1) Announcing Christ to his own people: Paul was a Jew, and while in Jerusalem he took advantage of another arrest by the Roman authorities to address his own people in their own language:
"I fell to the ground and heard a voice saying to me, ‘Saul, Saul, why are you persecuting Me?’ And I answered, ‘Who are You, Lord?’ And He said to me, ‘I am Jesus the Nazarene, whom you are persecuting" (Acts 22)
2) Announcing Christ to godless religious authorities : Paul also had the opportunity to announce the resurrected Christ to the religious leaders who opposed this new move of the Lord. It included his own theological tribe called the Pharisees, who were strict adherents to the law, yet did not accept Jesus as the Messiah, as well as to the Sadducees, who rejected even the notion of supernatural life:
"I am on trial for the hope and resurrection of the dead!" (Acts 23)
3) Announcing Christ to godless political leaders: Paul, due to his arrest, could speak face to face with the Roman Governors Felix and Festus, as well as King Agrippa:
"he was discussing righteousness, self-control and the judgment to come, Felix became frightened" (Acts 24)"
“I have committed no offense either against the Law of the Jews or against the temple or against Caesar.” (Acts 25)

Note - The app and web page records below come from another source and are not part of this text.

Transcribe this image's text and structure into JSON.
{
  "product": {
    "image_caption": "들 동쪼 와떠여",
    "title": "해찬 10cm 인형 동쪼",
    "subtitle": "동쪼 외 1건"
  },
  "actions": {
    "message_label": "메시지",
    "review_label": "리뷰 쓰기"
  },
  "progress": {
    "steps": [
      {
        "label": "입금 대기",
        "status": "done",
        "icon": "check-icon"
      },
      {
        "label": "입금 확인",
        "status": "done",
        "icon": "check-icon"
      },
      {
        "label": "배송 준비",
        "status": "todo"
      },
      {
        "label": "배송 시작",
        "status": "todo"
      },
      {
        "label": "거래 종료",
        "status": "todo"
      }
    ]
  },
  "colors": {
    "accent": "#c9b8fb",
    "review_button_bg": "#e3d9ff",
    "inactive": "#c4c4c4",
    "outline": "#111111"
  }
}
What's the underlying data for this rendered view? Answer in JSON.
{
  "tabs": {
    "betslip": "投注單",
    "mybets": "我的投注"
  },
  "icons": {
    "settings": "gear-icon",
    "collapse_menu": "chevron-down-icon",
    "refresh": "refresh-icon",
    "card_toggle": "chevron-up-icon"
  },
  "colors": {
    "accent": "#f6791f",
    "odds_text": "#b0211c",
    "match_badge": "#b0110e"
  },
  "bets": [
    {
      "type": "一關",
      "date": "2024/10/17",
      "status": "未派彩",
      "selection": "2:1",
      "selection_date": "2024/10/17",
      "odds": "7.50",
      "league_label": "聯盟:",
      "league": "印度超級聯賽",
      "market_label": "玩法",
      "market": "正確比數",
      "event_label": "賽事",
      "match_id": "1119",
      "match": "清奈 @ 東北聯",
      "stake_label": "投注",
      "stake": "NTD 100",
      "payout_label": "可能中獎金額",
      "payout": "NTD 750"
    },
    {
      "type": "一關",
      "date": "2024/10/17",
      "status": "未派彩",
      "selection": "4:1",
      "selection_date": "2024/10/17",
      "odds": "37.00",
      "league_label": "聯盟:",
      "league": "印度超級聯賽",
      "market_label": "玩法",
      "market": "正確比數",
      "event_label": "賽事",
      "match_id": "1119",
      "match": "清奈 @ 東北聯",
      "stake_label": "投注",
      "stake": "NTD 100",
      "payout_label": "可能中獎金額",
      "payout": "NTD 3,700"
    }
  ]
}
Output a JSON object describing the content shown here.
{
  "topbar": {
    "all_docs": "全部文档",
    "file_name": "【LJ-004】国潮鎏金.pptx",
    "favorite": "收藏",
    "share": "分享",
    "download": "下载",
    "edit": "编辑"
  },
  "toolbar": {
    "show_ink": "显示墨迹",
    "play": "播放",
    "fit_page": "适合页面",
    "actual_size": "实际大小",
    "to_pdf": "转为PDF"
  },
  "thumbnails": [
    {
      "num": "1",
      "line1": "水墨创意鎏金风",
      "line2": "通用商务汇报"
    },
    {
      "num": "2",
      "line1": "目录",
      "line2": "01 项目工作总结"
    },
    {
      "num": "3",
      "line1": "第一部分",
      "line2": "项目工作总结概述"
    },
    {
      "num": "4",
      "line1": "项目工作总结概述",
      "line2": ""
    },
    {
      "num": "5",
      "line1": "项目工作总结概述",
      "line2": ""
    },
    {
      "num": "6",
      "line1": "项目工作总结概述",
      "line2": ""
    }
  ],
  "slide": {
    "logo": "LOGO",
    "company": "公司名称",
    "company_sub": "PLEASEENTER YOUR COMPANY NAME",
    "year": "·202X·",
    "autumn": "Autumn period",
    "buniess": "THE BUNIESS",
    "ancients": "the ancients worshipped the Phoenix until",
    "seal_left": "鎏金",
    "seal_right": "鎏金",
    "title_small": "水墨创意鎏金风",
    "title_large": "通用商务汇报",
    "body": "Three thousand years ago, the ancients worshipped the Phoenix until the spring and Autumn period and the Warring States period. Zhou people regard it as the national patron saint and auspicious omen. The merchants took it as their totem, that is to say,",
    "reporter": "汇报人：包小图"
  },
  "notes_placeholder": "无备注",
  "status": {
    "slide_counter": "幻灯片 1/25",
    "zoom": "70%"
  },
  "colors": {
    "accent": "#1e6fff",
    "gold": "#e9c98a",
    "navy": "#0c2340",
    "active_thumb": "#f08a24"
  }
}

"the Gentiles, to whom I am sending you, to open their eyes so that they may turn from darkness to light and from the dominion of Satan to God, that they may receive forgiveness of sins and an inheritance among those who have been sanctified by faith in Me.’“So, King Agrippa, I did not prove disobedient to the heavenly vision" (Acts 26)
4) Displaying the salvation of Christ to those experiencing a natural disaster
Eventually Paul appealed to Ceasar himself, and was sent by ship to Rome while under custody. The ship hit a tremendous storm, which gave Paul the opportunity to express the indwelling majesty, peacefulness, wisdom and love of Christ to the entire ship:
"For this very night an angel of the God to whom I belong and whom I serve stood before me, saying, ‘Do not be afraid, Paul; you must stand before Caesar; and behold, God has granted you all those who are sailing with you.’ Therefore, keep up your courage, men, for I believe God that it will turn out exactly as I have been told. But we must run aground on a certain island." (Acts 27)
5) Announcing Christ to All in Rome: Having reached Rome, Paul was held under arrest at home: shelter in place, in other words. Again, no sign of complaining about his circumstances. Rather we read he was:
"Preaching the kingdom of God and teaching concerning the Lord Jesus Christ with all openness, unhindered." (Acts 28)